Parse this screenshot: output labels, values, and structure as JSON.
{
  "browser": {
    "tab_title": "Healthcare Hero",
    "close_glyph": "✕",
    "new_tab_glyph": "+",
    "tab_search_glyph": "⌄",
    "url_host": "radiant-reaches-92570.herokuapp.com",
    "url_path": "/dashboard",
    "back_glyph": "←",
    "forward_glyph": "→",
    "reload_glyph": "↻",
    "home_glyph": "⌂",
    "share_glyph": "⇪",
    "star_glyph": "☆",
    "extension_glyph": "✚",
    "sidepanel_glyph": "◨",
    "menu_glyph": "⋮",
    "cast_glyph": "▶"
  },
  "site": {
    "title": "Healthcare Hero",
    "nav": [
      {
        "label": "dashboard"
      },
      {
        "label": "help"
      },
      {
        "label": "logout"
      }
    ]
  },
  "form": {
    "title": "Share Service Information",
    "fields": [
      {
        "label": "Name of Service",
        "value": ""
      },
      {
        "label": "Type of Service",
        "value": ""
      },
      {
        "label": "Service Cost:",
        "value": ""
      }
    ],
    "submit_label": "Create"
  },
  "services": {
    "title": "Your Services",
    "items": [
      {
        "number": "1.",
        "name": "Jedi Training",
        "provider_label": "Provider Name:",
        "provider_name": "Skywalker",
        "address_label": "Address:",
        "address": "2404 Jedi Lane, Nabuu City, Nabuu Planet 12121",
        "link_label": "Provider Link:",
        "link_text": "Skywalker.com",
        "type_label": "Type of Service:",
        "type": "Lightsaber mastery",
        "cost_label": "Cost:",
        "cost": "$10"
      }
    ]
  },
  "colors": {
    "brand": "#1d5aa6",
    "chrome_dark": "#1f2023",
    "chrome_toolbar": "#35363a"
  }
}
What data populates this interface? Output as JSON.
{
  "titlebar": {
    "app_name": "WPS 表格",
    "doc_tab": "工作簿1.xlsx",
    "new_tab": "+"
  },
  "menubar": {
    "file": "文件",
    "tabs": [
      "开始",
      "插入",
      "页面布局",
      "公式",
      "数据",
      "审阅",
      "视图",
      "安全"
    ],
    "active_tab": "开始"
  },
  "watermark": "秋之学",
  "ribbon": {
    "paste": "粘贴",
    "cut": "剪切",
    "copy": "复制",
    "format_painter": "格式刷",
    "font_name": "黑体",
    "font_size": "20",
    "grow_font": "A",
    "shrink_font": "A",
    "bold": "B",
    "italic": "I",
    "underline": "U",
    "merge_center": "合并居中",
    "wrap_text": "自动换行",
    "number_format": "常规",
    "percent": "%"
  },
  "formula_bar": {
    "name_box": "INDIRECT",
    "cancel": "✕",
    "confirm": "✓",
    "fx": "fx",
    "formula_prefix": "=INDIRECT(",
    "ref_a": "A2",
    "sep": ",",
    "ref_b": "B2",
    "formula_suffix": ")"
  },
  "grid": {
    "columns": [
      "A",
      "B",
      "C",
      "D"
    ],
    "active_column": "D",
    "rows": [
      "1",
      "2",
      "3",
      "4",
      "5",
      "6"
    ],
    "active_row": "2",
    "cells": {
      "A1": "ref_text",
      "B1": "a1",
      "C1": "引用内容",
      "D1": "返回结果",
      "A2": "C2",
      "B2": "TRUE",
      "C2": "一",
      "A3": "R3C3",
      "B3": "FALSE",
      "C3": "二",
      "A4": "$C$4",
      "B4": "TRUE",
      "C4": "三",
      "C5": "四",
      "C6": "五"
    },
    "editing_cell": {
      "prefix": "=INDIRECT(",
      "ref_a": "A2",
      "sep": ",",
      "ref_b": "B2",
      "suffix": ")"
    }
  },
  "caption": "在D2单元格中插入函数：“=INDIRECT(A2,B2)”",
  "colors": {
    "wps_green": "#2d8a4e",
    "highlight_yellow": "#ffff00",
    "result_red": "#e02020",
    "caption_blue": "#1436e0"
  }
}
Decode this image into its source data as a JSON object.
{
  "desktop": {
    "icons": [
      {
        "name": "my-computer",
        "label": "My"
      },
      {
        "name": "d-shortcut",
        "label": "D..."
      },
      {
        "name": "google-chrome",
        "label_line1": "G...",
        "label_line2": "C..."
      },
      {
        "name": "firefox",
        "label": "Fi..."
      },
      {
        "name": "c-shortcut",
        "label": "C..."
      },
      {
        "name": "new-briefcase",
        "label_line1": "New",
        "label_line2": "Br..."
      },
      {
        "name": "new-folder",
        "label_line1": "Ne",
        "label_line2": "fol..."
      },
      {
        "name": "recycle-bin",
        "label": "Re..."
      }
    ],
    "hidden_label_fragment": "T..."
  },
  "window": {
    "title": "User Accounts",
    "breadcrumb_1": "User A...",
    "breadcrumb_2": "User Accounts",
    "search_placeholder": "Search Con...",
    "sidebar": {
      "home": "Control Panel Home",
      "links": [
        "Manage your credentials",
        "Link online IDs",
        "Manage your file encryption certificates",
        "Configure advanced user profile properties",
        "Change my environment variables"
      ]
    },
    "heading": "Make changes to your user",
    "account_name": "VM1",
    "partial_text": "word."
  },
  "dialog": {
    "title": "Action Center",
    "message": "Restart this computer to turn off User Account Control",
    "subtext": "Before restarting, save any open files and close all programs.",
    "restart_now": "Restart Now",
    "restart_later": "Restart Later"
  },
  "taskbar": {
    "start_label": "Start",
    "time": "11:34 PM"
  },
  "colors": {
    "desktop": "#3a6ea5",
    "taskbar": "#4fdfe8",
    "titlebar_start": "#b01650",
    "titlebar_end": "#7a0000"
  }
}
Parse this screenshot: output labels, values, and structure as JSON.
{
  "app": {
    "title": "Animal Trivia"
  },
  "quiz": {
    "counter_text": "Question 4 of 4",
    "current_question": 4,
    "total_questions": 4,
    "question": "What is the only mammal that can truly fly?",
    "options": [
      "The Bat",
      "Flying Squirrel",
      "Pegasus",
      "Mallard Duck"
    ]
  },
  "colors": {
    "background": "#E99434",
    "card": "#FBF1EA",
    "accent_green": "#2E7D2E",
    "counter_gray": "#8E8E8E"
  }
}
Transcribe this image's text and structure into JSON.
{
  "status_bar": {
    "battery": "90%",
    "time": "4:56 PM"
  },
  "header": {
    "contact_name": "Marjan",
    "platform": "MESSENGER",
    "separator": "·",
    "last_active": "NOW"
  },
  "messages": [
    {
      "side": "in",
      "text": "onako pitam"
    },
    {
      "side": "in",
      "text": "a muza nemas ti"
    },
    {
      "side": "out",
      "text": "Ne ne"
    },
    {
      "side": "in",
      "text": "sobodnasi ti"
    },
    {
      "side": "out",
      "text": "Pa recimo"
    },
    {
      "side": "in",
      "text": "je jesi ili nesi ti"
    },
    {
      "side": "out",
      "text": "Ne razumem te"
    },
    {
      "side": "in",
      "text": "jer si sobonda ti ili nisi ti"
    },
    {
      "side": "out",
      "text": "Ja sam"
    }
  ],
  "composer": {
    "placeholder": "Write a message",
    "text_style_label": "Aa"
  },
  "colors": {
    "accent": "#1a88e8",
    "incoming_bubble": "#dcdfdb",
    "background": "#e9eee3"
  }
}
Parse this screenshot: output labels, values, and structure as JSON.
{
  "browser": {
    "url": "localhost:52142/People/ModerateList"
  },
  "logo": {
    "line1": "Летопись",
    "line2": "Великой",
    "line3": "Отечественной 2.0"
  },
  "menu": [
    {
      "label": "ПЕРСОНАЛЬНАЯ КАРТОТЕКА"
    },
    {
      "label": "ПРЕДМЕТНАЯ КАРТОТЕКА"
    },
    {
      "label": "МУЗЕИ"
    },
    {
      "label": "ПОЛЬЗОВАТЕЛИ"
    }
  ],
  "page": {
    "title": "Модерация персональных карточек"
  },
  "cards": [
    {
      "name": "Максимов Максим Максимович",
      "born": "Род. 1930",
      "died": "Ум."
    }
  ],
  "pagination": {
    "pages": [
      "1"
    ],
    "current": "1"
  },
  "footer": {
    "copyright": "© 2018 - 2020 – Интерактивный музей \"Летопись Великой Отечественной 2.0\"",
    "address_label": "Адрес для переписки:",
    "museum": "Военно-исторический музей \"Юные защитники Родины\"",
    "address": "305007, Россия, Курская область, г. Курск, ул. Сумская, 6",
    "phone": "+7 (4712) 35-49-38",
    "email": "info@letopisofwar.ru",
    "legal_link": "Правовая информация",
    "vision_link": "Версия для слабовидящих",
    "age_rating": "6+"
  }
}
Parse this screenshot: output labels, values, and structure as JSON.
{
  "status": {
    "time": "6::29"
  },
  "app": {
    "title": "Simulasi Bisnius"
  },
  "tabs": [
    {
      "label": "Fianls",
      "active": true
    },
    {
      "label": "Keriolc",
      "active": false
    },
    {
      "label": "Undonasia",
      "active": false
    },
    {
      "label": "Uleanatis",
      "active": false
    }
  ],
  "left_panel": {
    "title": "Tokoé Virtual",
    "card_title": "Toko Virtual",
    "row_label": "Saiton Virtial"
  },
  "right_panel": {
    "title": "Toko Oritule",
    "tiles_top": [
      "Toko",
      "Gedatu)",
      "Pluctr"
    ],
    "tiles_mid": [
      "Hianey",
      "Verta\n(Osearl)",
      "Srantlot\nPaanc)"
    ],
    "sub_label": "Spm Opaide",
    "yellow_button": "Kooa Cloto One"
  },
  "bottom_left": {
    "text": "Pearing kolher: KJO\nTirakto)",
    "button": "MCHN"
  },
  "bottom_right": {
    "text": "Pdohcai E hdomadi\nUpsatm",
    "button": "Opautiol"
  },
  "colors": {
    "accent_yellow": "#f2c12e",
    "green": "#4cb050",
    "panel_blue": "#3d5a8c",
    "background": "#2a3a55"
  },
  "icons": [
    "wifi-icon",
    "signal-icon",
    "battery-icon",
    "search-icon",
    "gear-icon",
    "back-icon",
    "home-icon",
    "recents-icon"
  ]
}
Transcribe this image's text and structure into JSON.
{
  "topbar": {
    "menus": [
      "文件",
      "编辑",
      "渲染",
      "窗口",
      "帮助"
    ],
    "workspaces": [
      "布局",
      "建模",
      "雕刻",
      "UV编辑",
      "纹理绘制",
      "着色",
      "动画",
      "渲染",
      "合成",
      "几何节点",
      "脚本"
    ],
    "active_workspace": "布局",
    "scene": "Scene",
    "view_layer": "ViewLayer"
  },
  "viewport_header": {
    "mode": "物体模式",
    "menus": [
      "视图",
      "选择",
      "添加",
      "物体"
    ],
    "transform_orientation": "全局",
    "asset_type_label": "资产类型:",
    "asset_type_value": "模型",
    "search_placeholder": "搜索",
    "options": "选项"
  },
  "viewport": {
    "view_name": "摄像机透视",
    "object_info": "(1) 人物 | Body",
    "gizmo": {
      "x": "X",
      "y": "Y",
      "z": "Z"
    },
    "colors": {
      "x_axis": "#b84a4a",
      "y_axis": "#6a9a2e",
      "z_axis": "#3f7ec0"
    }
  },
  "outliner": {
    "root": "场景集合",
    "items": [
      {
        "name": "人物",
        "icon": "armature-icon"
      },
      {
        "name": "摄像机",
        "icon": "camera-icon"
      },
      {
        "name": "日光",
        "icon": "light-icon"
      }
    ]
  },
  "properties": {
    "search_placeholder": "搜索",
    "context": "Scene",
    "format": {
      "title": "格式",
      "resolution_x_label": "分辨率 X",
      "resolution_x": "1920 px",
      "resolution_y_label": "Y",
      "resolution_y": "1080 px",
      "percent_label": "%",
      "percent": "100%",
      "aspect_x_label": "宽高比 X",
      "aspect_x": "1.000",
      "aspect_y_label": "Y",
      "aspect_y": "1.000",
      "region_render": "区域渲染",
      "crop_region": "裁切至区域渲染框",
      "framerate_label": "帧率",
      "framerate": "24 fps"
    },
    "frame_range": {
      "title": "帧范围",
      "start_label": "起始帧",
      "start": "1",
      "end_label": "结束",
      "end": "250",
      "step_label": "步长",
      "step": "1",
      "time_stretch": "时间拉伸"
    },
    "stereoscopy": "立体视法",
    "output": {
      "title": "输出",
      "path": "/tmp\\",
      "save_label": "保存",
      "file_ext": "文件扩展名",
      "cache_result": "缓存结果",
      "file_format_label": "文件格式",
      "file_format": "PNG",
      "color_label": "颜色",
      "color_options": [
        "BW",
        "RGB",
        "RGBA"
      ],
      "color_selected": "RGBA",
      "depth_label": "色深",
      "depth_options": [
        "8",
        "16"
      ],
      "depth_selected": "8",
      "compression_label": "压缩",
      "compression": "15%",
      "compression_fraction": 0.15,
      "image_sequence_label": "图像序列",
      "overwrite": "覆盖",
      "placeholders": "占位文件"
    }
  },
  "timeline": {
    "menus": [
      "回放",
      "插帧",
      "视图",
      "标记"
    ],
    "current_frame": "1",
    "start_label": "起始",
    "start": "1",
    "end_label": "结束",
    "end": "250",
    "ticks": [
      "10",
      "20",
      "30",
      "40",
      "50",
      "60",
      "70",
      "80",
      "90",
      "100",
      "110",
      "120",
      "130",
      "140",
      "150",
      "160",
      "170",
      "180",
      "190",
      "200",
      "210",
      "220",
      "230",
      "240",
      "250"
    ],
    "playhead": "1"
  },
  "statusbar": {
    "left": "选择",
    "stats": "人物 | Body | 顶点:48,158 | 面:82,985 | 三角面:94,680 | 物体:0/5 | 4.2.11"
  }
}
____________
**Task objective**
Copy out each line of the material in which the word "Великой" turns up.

**Answer for the task**
    "line2": "Великой",
    "copyright": "© 2018 - 2020 – Интерактивный музей \"Летопись Великой Отечественной 2.0\"",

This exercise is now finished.